Last night, stressed from this week, I stayed up late watching Chef starring Jon Favreau. It was nice in a way that his shitty parenting was redeemed by the end of it, while Sofia Vergara plays his ex-wife. Ha. The food looked good. The plot was predictable. It wasn’t drippingly sweet. Really, though, it was just so I could watch The Chef Show. I wanted to watch the movie first before seeing what foods the show covered. So, now I can watch it.
This week’s writing is lacking. I’m drained. I’m making some progress in tidying my place, but there’s so much chaos around me that it’s hard to focus and gather my thoughts.
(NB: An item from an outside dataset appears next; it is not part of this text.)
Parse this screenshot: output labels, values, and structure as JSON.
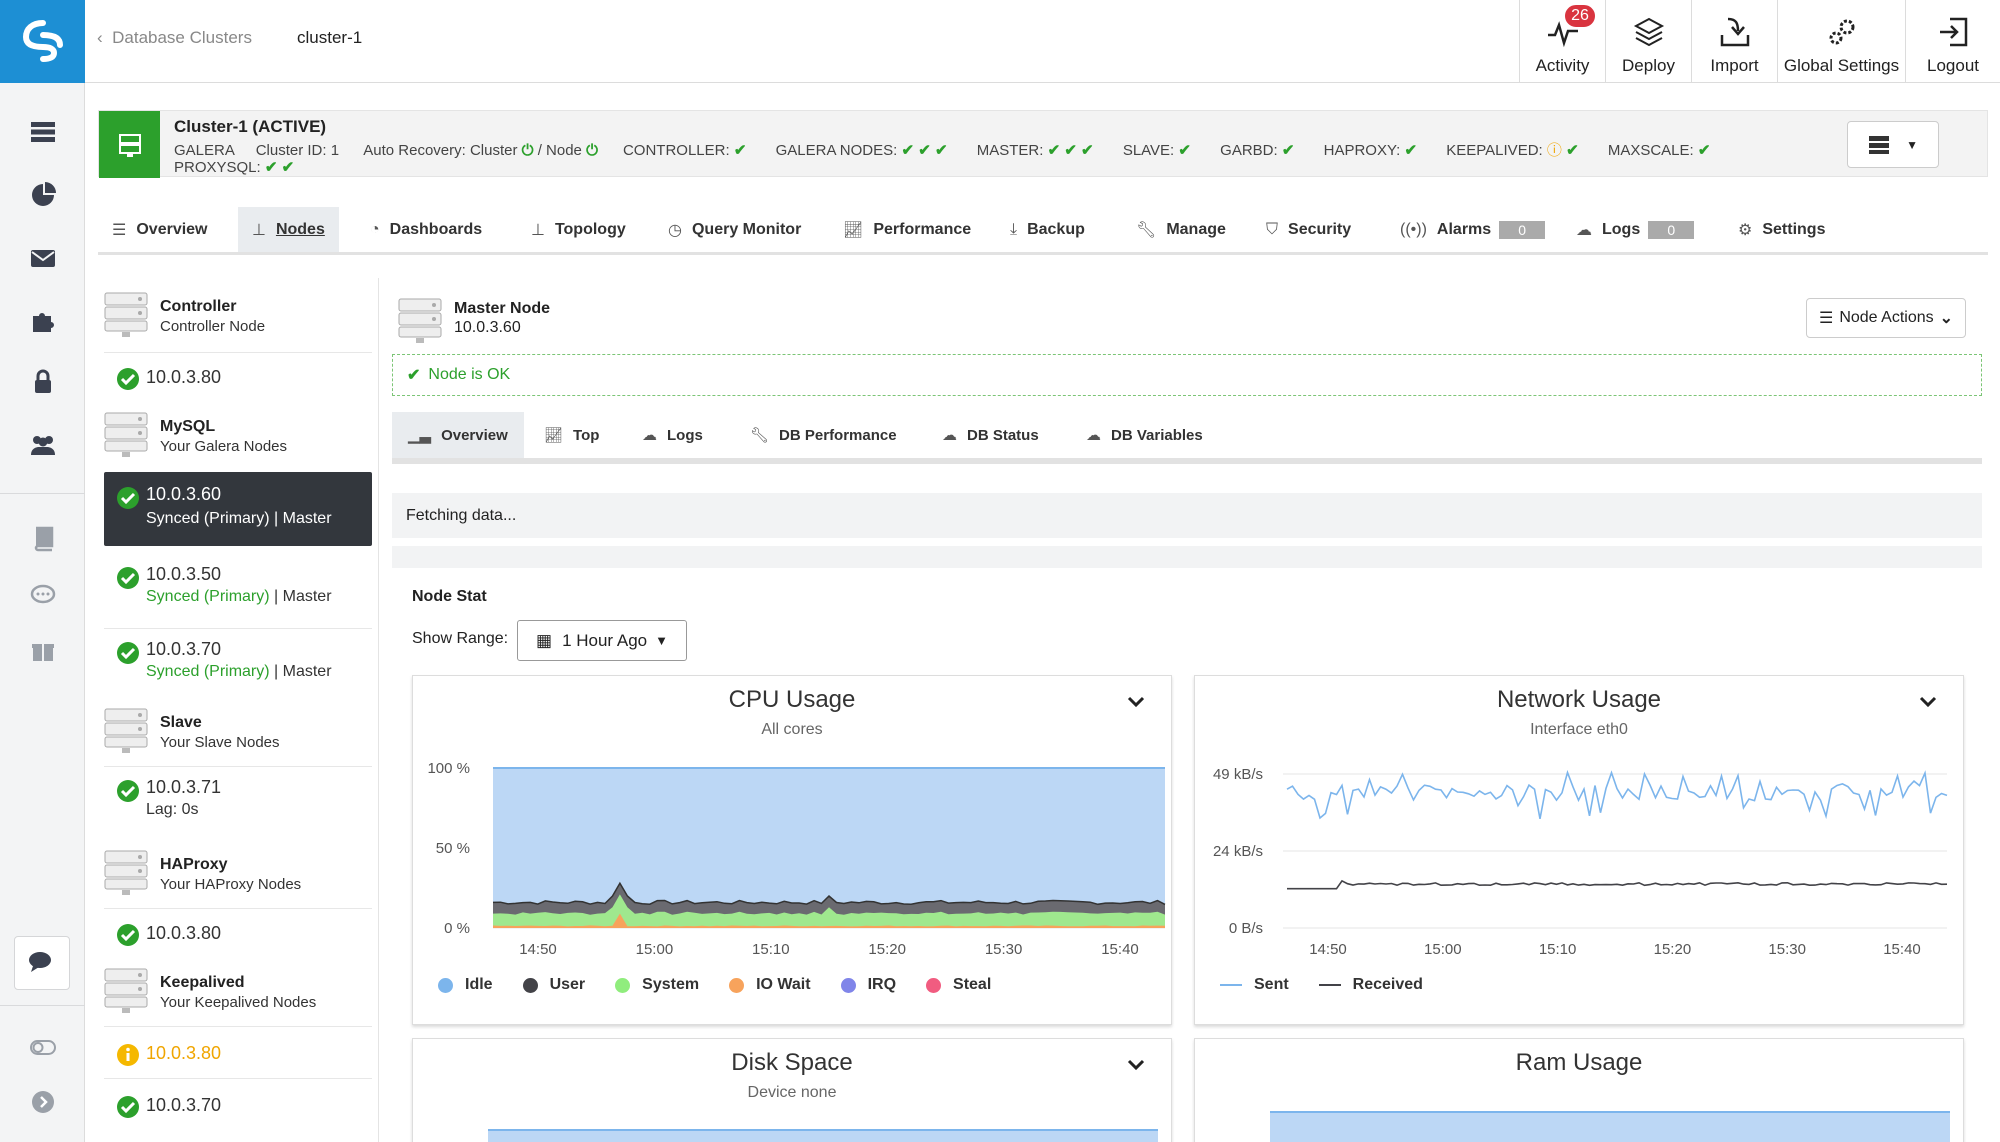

I’m hoping this weekend will be a chance to reset a bit.
I’m ever so surprised that folks even subscribe to read my writing, and give space for my thoughts. It’s been nice have a space to throw things out into the ether of the Internet.
I wanted to share some newsletters I follow from much more talented folks:
Cerulean by Sarah MacDonald (a good friend whose vulnerable and beautiful writing pushed me to finally do this myself; the one whose link sharing format I ~stole~ because she’s so smart to do it that way)
You’ve Escaped by Anaïs Escobar Mathers (deeply personal writing that is both quiet and loud—a combination that is powerful)
Food and other things from Tara O’Brady (if you’ve followed her blog, you’ll want to follow her weekly newsletter)
Your Mom is Calling by Alanna (more food and fun writing and insight)
Please send me some lighthearted suggestions.
Chef – Netflix
The Chef Show – Netflix
No Strings Attached – Netflix (only if you want something easy)
7-Course Convenience Store Tasting Menu - Stump Sohla
Meandering Through Chuseok: A Quixotic Plate – Panchan
Are All My Friends Mad At Me? – Katie Heaney, The Cut
Jon Favreau Explains How He Got Personal With “Chef” – FastCompany
Is Neil Buchanan actually Banksy? An expert weighs in – Dazed